By Maya Pottiger
On January 26, 2019, Severna Park native Jake Listorti passed away in his sleep.
The 25-year-old was described by many people as “the biggest personality in the room.”
“He was always the life of the party, funny guy. He would always talk to everyone,” said Emily Aderhold, Listorti’s girlfriend of more than five years. “He was just super charismatic and charming.”
At the time of his passing, Listorti was a teacher at Meade High School. He taught Foundations of Technology, as well as classes in the Homeland Security Signature Program. Through the program, Listorti was able to attend the FBI Citizens Academy.
“He was so into it. He’d come home and be like, ‘Oh, my God, guess what I got to teach in class today.’ It would be something neat,” Aderhold said.
Listorti spent a lot of time at Meade, so much time that he and Aderhold would drive to school separately even though they lived together and both worked at Meade.
“I wouldn’t see him until 8 at night because he was at the school chatting with the custodial staff, doing his work, walking around, watching the basketball game,” Aderhold said. “He really lived at Meade. He built a lot of really positive relationships here with students, as well as staff members.”
Outside of the classroom, Listorti previously coached the JV baseball and JV wrestling teams. He also served as the faculty adviser for the Cyber Patriots Club, which placed first and second in their last two competitions.
Though he loved his teaching job, Listorti had big aspirations. He wanted to be the youngest principal in Anne Arundel County. He wanted to be a sketch writer for “Saturday Night Live.” He wanted to start his own business and be an entrepreneur.
“I always told him I could look at him and see his gears going in his head because he was always planning for his next big adventure,” Aderhold said. “He had crazy goals in life.”
Listorti loved “anything that you could get fired up about,” be it sports, music or comedy. Since Aderhold started dating Listorti in 2013, she went to more than 200 concerts with him. Last year, Listorti was a season ticket holder for the Baltimore Orioles. He and his younger brother Andrew often conversed with each other in movie quotes, as they were both movie buffs.
“Jake was all about having a good time and having a smile on his face,” Aderhold said.
Aderhold often made fun of Listorti for being a “mama’s boy.” Listorti would have daily hour-long phone conversations with his mom, who lived 15 minutes away.
Overall, family was important to Listorti, who had four siblings: a half-sister, a brother, a stepbrother and a stepsister.

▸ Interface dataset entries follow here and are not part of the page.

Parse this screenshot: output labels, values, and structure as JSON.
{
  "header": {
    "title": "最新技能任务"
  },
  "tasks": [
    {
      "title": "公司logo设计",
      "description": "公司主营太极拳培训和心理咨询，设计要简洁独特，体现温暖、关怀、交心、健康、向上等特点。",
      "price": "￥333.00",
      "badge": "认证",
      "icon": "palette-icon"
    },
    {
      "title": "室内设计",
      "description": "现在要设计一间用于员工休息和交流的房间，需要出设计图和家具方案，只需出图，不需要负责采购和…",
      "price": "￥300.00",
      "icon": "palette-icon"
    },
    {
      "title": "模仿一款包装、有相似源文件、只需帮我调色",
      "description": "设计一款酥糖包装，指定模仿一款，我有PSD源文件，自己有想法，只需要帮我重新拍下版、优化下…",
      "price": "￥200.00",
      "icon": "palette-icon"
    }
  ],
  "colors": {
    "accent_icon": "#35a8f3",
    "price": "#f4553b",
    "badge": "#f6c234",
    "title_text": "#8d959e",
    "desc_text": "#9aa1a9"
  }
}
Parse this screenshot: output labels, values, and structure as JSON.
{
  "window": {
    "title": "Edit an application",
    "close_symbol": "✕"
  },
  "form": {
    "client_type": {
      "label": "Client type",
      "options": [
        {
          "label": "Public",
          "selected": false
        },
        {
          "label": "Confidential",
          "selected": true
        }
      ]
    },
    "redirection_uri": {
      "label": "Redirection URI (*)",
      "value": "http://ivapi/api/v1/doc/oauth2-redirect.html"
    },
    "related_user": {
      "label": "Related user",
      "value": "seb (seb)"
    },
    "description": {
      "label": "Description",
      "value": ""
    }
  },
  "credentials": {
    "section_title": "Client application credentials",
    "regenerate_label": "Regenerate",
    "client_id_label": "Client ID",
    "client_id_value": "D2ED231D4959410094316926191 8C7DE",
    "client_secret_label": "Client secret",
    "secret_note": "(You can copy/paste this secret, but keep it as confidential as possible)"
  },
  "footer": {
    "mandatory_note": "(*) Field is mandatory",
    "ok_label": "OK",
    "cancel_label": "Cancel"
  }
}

“He really didn’t waste a moment to let people know that he cared and was thinking about them,” Aderhold said.
Aderhold is a special education teacher at Meade, and she is helping the school community grieve.
“I tell [our students] that now that he’s gone, our job is to bring as much joy into the world as he did and live our lives in a way that he would be proud of us and as impressed with us as we all were of him,” Aderhold said.
Donations can be made in Listorti’s name to Sarah’s House in Fort Meade, which serves underprivileged women and children.